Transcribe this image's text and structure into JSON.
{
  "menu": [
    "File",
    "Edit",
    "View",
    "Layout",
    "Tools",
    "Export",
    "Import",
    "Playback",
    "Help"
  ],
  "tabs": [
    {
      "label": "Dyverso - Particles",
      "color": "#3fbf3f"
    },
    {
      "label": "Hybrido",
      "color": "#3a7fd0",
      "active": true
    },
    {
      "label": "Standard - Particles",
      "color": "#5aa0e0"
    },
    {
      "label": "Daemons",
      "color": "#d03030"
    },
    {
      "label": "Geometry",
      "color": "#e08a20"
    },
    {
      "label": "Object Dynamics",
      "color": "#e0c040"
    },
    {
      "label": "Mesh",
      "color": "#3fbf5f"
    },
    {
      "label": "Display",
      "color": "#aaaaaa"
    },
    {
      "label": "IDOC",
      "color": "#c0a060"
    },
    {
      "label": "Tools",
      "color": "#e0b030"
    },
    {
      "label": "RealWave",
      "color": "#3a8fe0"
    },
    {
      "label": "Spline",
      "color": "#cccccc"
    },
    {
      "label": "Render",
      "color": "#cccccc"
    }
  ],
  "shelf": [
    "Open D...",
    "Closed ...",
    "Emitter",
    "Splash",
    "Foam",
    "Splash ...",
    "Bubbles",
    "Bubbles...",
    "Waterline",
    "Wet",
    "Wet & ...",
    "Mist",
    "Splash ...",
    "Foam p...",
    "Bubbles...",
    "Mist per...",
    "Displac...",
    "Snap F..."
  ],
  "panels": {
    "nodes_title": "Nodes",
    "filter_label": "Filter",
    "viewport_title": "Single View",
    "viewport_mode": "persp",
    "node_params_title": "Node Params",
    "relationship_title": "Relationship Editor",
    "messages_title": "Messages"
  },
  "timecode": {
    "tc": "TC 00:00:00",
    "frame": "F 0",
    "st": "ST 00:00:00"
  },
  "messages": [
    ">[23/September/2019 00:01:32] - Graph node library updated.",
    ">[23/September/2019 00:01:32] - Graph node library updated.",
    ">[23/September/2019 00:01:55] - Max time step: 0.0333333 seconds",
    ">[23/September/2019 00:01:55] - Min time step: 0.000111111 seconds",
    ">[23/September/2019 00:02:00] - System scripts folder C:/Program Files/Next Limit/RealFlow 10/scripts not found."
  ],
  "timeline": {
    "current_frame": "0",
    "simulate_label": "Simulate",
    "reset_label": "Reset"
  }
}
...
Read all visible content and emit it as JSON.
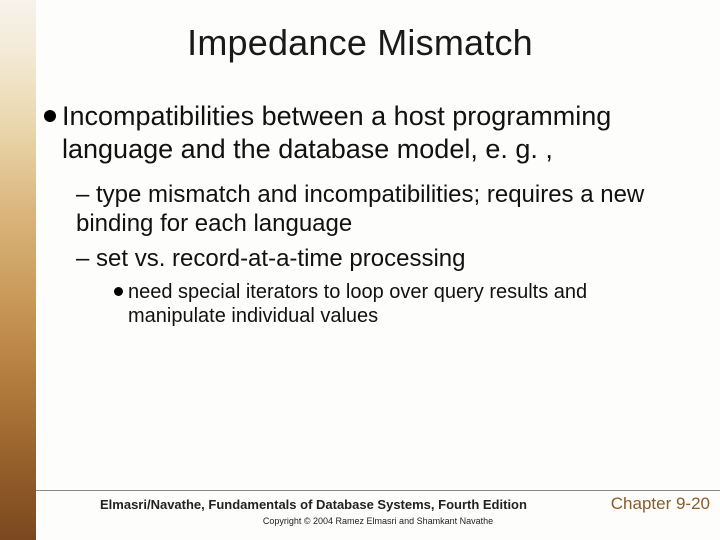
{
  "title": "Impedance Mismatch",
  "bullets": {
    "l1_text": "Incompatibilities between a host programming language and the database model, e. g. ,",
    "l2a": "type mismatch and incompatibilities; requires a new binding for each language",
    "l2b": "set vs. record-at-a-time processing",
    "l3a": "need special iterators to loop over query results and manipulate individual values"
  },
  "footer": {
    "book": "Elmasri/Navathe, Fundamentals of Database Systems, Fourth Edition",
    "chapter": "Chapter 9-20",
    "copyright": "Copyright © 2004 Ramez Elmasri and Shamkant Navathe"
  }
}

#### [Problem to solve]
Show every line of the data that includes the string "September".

#### [Reply]
    ">[23/September/2019 00:01:32] - Graph node library updated.",
    ">[23/September/2019 00:01:32] - Graph node library updated.",
    ">[23/September/2019 00:01:55] - Max time step: 0.0333333 seconds",
    ">[23/September/2019 00:01:55] - Min time step: 0.000111111 seconds",
    ">[23/September/2019 00:02:00] - System scripts folder C:/Program Files/Next Limit/RealFlow 10/scripts not found."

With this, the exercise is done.